- Wall and mirror mounting loose.
- Dispenser spouts knocked off.
- Clogged soap valves.
- Out of soap.
- Long-term soap purchasing agreements.
Soap and soap dispenser comparisons:
Stainless steel tank-type vs. higher profile plastic dispensers.
Low-profile vs. protruding high-profile soap valves.
Open-market universal bulk soaps vs. proprietary cartridge long-term purchase agreements.
“Push” designs vs. “pull” mechanisms.
Zero-waste bulk vs. disposal of residual cartridge soap during scheduled change-outs.
Hand drying. Examples of correctable conditions observed:
Paper towels overflow waste receptacles.
Excessive maintenance to clean up floor litter.
Paper towels used to start fires.
Paper towels used to plug up plumbing fixtures, taking them out of commission and requiring extra service.
High cost of paper towels and long-term purchase agreements for proprietary paper dispensers.
Features and benefits of automatic warm-air hand dryers include reduced maintenance costs and durable, vitreous enamel covers. One thing to note about dryer models with upward- pointing, rotating air spouts is that they can be used for practical jokes or can be fire hazards.
Whenever possible, specify low-profile, recessed washroom equipment, including plumbing fixtures and washroom accessories. These are the least likely targets of vandals. If interior wall space is not available, select surface-mounted models with the lowest possible protrusions from the wall to minimize their vulnerability. This applies to handles, levers, pushbuttons and soap valves.
School and university operating budget resources are stretched to the limit, and the effects of heavy use, abuse and vandalism in restrooms are rampant. Many school restrooms do not function properly, and large percentages of students refuse to use the facilities. Therefore, within reason and budget capabilities:
Share the analysis and findings with senior management, board personnel and architects.
Build the case for the most durable restroom equipment available — even if it is higher in initial cost — by presenting life-cycle economics.
Provide light colors and adequate lighting; dark facilities invite vandalism.
Make a renewed effort to improve the maintenance and timely repair of restrooms because students tend to treat facilities with more respect when they are attractive and in good working order.
Some states are adopting school washroom performance standards complete with a reporting process and financial penalties.
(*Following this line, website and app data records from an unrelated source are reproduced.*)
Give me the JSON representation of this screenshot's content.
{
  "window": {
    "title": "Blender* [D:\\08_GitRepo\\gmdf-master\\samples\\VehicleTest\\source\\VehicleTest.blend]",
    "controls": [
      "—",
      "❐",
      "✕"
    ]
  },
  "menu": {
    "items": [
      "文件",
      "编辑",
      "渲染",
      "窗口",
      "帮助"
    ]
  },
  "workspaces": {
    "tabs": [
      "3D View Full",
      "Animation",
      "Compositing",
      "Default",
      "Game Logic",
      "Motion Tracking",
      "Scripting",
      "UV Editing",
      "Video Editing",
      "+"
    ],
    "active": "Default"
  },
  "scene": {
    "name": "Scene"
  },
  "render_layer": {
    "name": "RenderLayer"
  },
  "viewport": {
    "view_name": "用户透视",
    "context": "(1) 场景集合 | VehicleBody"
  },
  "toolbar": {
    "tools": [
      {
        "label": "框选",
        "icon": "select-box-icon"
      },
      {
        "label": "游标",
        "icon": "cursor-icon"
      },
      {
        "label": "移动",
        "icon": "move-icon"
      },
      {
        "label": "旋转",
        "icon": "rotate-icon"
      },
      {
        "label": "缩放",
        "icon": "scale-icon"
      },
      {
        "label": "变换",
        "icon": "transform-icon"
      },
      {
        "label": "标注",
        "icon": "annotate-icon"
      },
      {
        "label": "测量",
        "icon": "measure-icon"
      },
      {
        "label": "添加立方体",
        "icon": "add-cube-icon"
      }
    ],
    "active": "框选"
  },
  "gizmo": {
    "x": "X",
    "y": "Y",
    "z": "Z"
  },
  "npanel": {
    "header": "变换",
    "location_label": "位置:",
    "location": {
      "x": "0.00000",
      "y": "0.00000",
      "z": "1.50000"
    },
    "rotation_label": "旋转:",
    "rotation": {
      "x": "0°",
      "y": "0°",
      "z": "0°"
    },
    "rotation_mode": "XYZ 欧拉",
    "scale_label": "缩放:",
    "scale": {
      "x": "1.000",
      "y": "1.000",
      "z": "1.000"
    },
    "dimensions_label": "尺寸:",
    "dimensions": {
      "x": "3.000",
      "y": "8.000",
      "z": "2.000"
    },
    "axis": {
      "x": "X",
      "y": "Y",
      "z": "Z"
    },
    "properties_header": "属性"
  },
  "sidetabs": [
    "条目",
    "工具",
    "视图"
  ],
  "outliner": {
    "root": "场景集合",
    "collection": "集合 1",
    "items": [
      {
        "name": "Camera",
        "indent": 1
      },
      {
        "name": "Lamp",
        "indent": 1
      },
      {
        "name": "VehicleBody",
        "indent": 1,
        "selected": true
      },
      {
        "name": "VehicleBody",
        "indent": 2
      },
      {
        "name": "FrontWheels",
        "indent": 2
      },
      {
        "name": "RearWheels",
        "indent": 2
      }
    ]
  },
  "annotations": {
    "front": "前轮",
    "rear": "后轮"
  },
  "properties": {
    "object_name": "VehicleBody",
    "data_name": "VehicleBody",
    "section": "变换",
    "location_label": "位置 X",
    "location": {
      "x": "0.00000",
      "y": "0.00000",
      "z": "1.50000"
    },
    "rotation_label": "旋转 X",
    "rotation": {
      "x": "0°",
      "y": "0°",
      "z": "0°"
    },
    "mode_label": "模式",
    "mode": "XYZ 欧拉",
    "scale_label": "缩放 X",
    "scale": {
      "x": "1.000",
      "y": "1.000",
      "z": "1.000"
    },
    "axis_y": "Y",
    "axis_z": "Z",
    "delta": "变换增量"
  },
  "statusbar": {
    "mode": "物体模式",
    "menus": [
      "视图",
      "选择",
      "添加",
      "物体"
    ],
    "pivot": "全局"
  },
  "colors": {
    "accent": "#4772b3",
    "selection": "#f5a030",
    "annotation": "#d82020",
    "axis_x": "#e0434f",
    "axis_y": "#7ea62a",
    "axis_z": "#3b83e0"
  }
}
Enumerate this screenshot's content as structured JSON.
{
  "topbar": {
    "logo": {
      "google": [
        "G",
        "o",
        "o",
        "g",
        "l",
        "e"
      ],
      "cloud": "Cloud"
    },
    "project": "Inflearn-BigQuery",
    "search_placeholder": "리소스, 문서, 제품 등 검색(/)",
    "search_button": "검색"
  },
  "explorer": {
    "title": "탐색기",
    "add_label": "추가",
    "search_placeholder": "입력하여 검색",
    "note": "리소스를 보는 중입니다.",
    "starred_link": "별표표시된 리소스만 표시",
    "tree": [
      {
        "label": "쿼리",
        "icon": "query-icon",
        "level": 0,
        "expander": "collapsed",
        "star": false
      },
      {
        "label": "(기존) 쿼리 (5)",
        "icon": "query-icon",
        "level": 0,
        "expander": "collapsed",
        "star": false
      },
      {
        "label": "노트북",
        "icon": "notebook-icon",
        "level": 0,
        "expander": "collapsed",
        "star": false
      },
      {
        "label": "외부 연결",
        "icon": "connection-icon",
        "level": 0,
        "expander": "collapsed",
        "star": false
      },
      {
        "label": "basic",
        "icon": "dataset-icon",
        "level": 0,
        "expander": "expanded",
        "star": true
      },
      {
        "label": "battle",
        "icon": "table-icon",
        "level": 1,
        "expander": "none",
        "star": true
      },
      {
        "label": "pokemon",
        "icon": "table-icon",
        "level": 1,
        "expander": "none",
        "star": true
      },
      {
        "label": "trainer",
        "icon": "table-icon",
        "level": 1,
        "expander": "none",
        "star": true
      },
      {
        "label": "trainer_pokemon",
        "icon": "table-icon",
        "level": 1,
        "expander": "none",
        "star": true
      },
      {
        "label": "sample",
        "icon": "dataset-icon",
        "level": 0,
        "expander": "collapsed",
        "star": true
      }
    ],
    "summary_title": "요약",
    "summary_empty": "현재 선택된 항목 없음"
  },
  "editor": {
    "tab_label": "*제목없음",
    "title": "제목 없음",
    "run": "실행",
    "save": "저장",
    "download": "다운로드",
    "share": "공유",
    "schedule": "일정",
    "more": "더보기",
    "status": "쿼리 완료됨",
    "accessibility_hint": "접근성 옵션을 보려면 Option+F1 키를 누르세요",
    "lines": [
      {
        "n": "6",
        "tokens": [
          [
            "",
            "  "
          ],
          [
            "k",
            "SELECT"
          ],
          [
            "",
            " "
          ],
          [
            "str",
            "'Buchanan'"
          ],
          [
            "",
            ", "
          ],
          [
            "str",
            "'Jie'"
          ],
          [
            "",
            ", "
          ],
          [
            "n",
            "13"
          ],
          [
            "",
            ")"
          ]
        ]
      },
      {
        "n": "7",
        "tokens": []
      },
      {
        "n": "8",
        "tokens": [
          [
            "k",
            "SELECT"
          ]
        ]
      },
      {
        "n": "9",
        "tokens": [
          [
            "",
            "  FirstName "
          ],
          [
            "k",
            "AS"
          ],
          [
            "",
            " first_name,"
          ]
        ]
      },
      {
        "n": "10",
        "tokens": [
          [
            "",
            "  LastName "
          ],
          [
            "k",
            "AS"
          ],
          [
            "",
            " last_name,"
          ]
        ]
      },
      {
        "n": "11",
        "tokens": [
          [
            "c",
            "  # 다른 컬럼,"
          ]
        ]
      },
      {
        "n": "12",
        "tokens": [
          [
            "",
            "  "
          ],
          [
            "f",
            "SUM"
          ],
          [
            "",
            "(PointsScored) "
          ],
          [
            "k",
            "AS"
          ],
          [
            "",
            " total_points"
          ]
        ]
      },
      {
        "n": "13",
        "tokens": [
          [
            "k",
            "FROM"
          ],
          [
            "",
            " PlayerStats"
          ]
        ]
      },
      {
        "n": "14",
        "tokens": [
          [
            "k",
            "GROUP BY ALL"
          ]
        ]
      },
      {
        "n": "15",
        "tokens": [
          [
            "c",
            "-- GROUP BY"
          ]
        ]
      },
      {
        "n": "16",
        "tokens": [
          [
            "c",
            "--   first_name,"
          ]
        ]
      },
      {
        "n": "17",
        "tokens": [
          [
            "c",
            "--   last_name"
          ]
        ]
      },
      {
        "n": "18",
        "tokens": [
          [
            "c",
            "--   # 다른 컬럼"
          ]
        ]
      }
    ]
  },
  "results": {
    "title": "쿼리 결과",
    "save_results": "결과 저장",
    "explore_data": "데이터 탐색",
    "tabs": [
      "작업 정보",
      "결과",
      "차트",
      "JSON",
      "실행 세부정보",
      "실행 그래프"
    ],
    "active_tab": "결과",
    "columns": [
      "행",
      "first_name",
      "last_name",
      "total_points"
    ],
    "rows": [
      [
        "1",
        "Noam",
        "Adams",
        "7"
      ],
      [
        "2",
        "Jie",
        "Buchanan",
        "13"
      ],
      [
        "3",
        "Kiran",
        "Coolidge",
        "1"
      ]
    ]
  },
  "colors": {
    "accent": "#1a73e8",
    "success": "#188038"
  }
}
However, beyond legal compliance, conventional wisdom would suggest that school restrooms provide:
A clean environment, hygienically sanitary and free of litter.
Secure facilities that are safe to visit and use.
Functional plumbing fixtures, washroom accessories and toilet partitions.
Fully stocked consumables, soap and paper products, including paper towels (if warm-air dryers are not used).
Compliance with ADA accessibility guidelines.
Lessons in bookkeeping
The following is a suggested format, but each school should customize a checklist to meet its particular circumstances and needs:
Categorize restrooms by patron type such as students, faculty, staff and general public; hours and patterns of operation; and the degree of durability required based on volume, use and abuse, and vandalism, assigning a durability factor of “light,” “moderate” or “severe.”
Account for facility-specific conditions, particularly moisture found adjacent to gyms and locker rooms, showers and swimming pools, and where hose-down maintenance is conducted.
Evaluate the maintenance and replacement needs of existing restroom and locker-shower room fixtures, accessories and partitions from the date of their installation by assigning “light,” “moderate” or “severe” ratings.
Record the information by:
- Manufacturers, models and materials.
- Purchase and installation costs.
- Replacement history and costs.
- Maintenance expense rating (“high,” “medium” or “low”).
- Cost of consumables (soap and paper towels).
Gettelman is director of marketing for Bobrick Washroom Equipment, Inc., North Hollywood, Calif.
Percentage of a school's M&O budget spent on equipment and supplies (based on median dollars per FTE student).
Percentage of a college's M&O budget spent on equipment and supplies (based on median dollars per FTE student).
Source: AS&U's Annual M&O Cost Studies, April 2006.